Both sets are limitless - but only in certain directions. Both have a limit: the plane separating them. Neither includes "everything."

Limited infinities are used in mathematics all the time. There's actually not much use for an unbounded infinity that includes everything.

Hope this helps.

Set theory is all about limits: drawing boundaries around sets, then working with them. Without boundaries, you don't have sets.

## Isaacsname

WINNING

:P

## Isaacsname

Who really wants to know ?

Would they believe if they were told ?

## indio007

## MandoZink

Would termination of the magnetic field end this journey to the beyond? Or is this "path to infinity" irreversible and forever independent of the field that sent it there? (exactly where?)

## Au-Pu

What a load of nonsense.

## determinist

Be a lamp unto thyself...

## markeagleone

I also believe that the universe being infinite is up for debate and that there are alternate universes(string theory) is also up for debate. The main problem is that science is based on observation. The backward thinking that the use of math can solve everything is a joke. You write a mathematical equation and (in theory) say this is how the physical world should be is too big of a guess without physical observation. What is being stated here is that if I build a chair out of steel, I can say it will last forever.

## markeagleone

## antonima

You would think that the magnetic field drops off according to an exponential equation, but its not always like that with magnetic fields.
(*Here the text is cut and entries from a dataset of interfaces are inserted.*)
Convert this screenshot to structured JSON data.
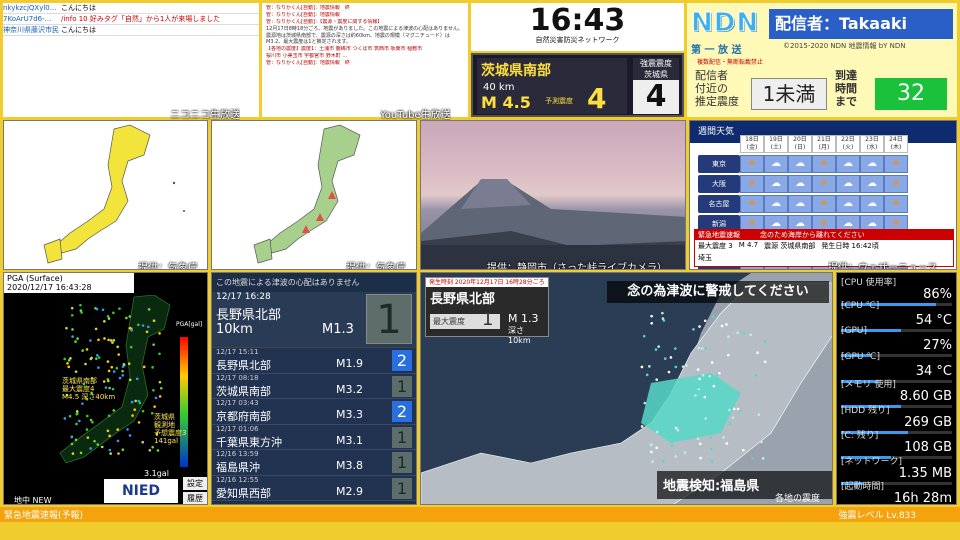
{
  "chat": [
    {
      "user": "nkykzcjQXyl0...",
      "msg": "こんにちは",
      "red": false
    },
    {
      "user": "7KoArU7d6-...",
      "msg": "/info 10 好みタグ「自然」から1人が来場しました",
      "red": true
    },
    {
      "user": "神奈川県藤沢市民",
      "msg": "こんにちは",
      "red": false
    }
  ],
  "nico_label": "ニコニコ生放送",
  "youtube": {
    "lines": [
      "管：なりかくん[自動]：地震情報　終",
      "管：なりかくん[自動]：地震情報",
      "管：なりかくん[自動]：【震源・震度に関する情報】"
    ],
    "body": "12月17日8時18分ごろ、地震がありました。この地震による津波の心配はありません。震源地は茨城県南部で、震源の深さは約60km、地震の規模（マグニチュード）はM3.2、最大震度は1と推定されます。",
    "lines2": [
      "【各地の震度】震度1：土浦市 鹿嶋市 つくば市 筑西市 坂東市 稲敷市",
      "桜川市 小美玉市 宇都宮市 野木町 ...",
      "管：なりかくん[自動]：地震情報　終"
    ],
    "label": "YouTube生放送"
  },
  "clock": {
    "time": "16:43",
    "sub": "自然災害防災ネットワーク"
  },
  "eew": {
    "area": "茨城県南部",
    "depth": "40 km",
    "mag": "M 4.5",
    "pi_label": "予測震度",
    "pi": "4",
    "side_a": "強震震度",
    "side_b": "茨城県",
    "side_int": "4"
  },
  "ndn": {
    "logo": "NDN",
    "header": "配信者：Takaaki",
    "sub": "第 一 放 送",
    "copy": "©2015-2020 NDN 地震情報 bY NDN",
    "copy2": "複数配信・無断転載禁止",
    "lbl1": "配信者\n付近の\n推定震度",
    "int": "1未満",
    "lbl2": "到達\n時間\nまで",
    "arr": "32"
  },
  "credits": {
    "map1": "提供：気象庁",
    "map2": "提供：気象庁",
    "cam": "提供：静岡市（さった峠ライブカメラ）",
    "weather": "提供：ウェザーニュース"
  },
  "weather": {
    "title": "週間天気",
    "dates": [
      "18日(金)",
      "19日(土)",
      "20日(日)",
      "21日(月)",
      "22日(火)",
      "23日(水)",
      "24日(木)"
    ],
    "cities": [
      "東京",
      "大阪",
      "名古屋",
      "新潟",
      "金沢",
      "福岡"
    ],
    "alert_title": "緊急地震速報",
    "alert_msg": "念のため海岸から離れてください",
    "alert_max": "最大震度 3",
    "alert_mag": "M 4.7",
    "alert_area": "震源 茨城県南部",
    "alert_time": "発生日時 16:42頃",
    "alert_pref": "埼玉"
  },
  "pga": {
    "title": "PGA (Surface)",
    "time": "2020/12/17 16:43:28",
    "legend": "PGA[gal]",
    "loc1": "茨城県南部\n最大震度4\nM4.5 深さ40km",
    "loc2": "茨城県\n観測地\n予想震度3\n141gal",
    "gal": "3.1gal",
    "src": "地中 NEW",
    "logo": "NIED",
    "b1": "設定",
    "b2": "履歴"
  },
  "quake": {
    "header": "この地震による津波の心配はありません",
    "main": {
      "date": "12/17 16:28",
      "area": "長野県北部",
      "depth": "10km",
      "mag": "M1.3",
      "si": "1"
    },
    "rows": [
      {
        "date": "12/17 15:11",
        "area": "長野県北部",
        "mag": "M1.9",
        "si": "2"
      },
      {
        "date": "12/17 08:18",
        "area": "茨城県南部",
        "mag": "M3.2",
        "si": "1"
      },
      {
        "date": "12/17 03:43",
        "area": "京都府南部",
        "mag": "M3.3",
        "si": "2"
      },
      {
        "date": "12/17 01:06",
        "area": "千葉県東方沖",
        "mag": "M3.1",
        "si": "1"
      },
      {
        "date": "12/16 13:59",
        "area": "福島県沖",
        "mag": "M3.8",
        "si": "1"
      },
      {
        "date": "12/16 12:55",
        "area": "愛知県西部",
        "mag": "M2.9",
        "si": "1"
      }
    ]
  },
  "bigmap": {
    "time": "発生時刻 2020年12月17日 16時28分ごろ",
    "area": "長野県北部",
    "si_label": "最大震度",
    "si": "1",
    "mag": "M 1.3",
    "depth": "深さ 10km",
    "warn": "念の為津波に警戒してください",
    "detect": "地震検知:福島県",
    "detect2": "各地の震度"
  },
  "sys": [
    {
      "label": "[CPU 使用率]",
      "value": "86%",
      "bar": 0.86
    },
    {
      "label": "[CPU ℃]",
      "value": "54 °C",
      "bar": 0.54
    },
    {
      "label": "[GPU]",
      "value": "27%",
      "bar": 0.27
    },
    {
      "label": "[GPU ℃]",
      "value": "34 °C",
      "bar": 0.34
    },
    {
      "label": "[メモリ 使用]",
      "value": "8.60 GB",
      "bar": 0.54
    },
    {
      "label": "[HDD 残り]",
      "value": "269 GB",
      "bar": 0.6
    },
    {
      "label": "[C: 残り]",
      "value": "108 GB",
      "bar": 0.45
    },
    {
      "label": "[ネットワーク]",
      "value": "1.35 MB",
      "bar": 0.2
    },
    {
      "label": "[起動時間]",
      "value": "16h 28m",
      "bar": 0.7
    }
  ],
  "bottom": {
    "left": "緊急地震速報(予報)",
    "right": "強震レベル Lv.833"
  }
}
They must always travel from North to South, which leads to some strange cases. That is why such simple sounding research like this gets done.

## uhjim

so you say

## Cave_Man

This type of thinking leads me to believe in a holographic universe. The whole thing is in all it's component parts in the form of information, that's why all the matter in the universe was in one atom so to speak at the big bang. All particles remember all interactions since the beginning of time and therefore the information of all other particles.

Stored in string vibrations somehow I would assume kinda like an interference pattern. Makes me think the whole universe is an interference pattern. Spacetime God=Cosmic ripples in the lake of quantified meaning.

## Standing Bear

## jibbles

3) cantor and the continuum hypothesis do not seem very relevant to the result. the space wasted on them here could well have been used to give more detail about the result.

2) it's funny how a phrase like "to infinity" can set people's heads spinning. if it bothers you, just replace it with "arbitrarily far".

-- arbitrarily far and beyond!

## jibbles

## taniana

## Jotaf

I know that, I asked that question because I thought you were implying the opposite! Analogies like that one about the house are not great for explaining these things. That's why we have math, spoken/written language has its limitations.

## Jotaf

I've explained this in my previous 2 posts. You can prove that infinities are of different nature with very simple arguments. See the episode "To infinity and beyond" of the documentary series "The Story of Maths" by Marcus du Sautoy for a nice explanation.

Also, if infinity were abstract with no relation to reality, engineers and scientists wouldn't use the concept on an almost daily basis. It would break down fast and people would quickly recognize it as the bunch of hocus-pocus that you believe it is. It's clearly not the case.

I just hate it when people are so dismissive of something, just because they have an oversimplified mental picture of it.